Economy, Business And Markets

Lending Rates Should Be Cut

Lending Rates Should Be Cut  Lending Rates Should Be Cut

As the Central Bank of Iran is preparing to submit a report to the Money and Credit Council on another interest cut, a finance expert has called on the two monetary authorities to shift their focus on lowering lending rates instead of deposit rates.

“Since productivity and cost of money vary in and among banks, productive banks could offer higher interests to depositors and minimize the gap between the lending and deposit rate. That is why the CBI and MCC should shift their attention toward lending rates instead of deposit rates,” Bahaodin Hosseini Hashemi told Fars News Agency. He added that “a deposit rate cut will only serve the interest of lenders and the real economy will never benefit from such measure.”

He said consensus among lenders to cut rates is unlikely as they struggle with structural problems. “If lenders agree to lower deposit rates to 18%, state-owned banks would have to comply and private lenders will (then) attract more deposits by offering higher rates.”

He went on to say “If the deposit rate is finally reduced to 18%, the inter-bank interest rate should be at maximum 20%+1% as common practice in other parts of the world where the inter-bank interest rate is an average of deposit rates plus one percentage point.”

He warned that inconsistent deposit and inter-bank interest rates will encourage the banks to attract deposits with 18% and then offer it in inter-bank market at 24%.
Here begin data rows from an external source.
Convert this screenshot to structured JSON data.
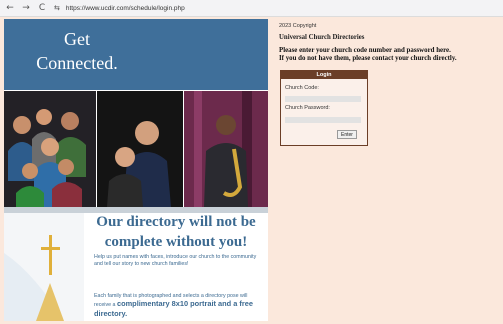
{
  "browser": {
    "back_glyph": "←",
    "forward_glyph": "→",
    "reload_glyph": "C",
    "site_info_glyph": "⇆",
    "url": "https://www.ucdir.com/schedule/login.php"
  },
  "banner": {
    "headline_line1": "Get",
    "headline_line2": "Connected.",
    "tagline_line1": "Our directory will not be",
    "tagline_line2": "complete without you!",
    "blurb_1": "Help us put names with faces, introduce our church to the community and tell our story to new church families!",
    "blurb_2_start": "Each family that is photographed and selects a directory pose will receive a",
    "blurb_2_highlight": "complimentary 8x10 portrait and a free directory."
  },
  "sidebar": {
    "copyright": "2023 Copyright",
    "site_title": "Universal Church Directories",
    "instruction_line1": "Please enter your church code number and password here.",
    "instruction_line2": "If you do not have them, please contact your church directly."
  },
  "login": {
    "header": "Login",
    "code_label": "Church Code:",
    "code_value": "",
    "password_label": "Church Password:",
    "password_value": "",
    "enter_label": "Enter"
  },
  "colors": {
    "page_background": "#fbe8dc",
    "banner_blue": "#3f6f9a",
    "login_brown": "#6b3e27"
  }
}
Approved deposit rates, in his opinion, are applied only to micro deposits that account for 90% of the total deposits in banks while “large deposits are offered far higher rates using various tricks.”

He noted that high lending rates are rooted in strong demand for loans and said “The banking system operates based on cash credits and that exerts pressure on their resources. In most parts of the world banks earn 50% of their income through service fees. In Iran, the figure is a paltry 10%.”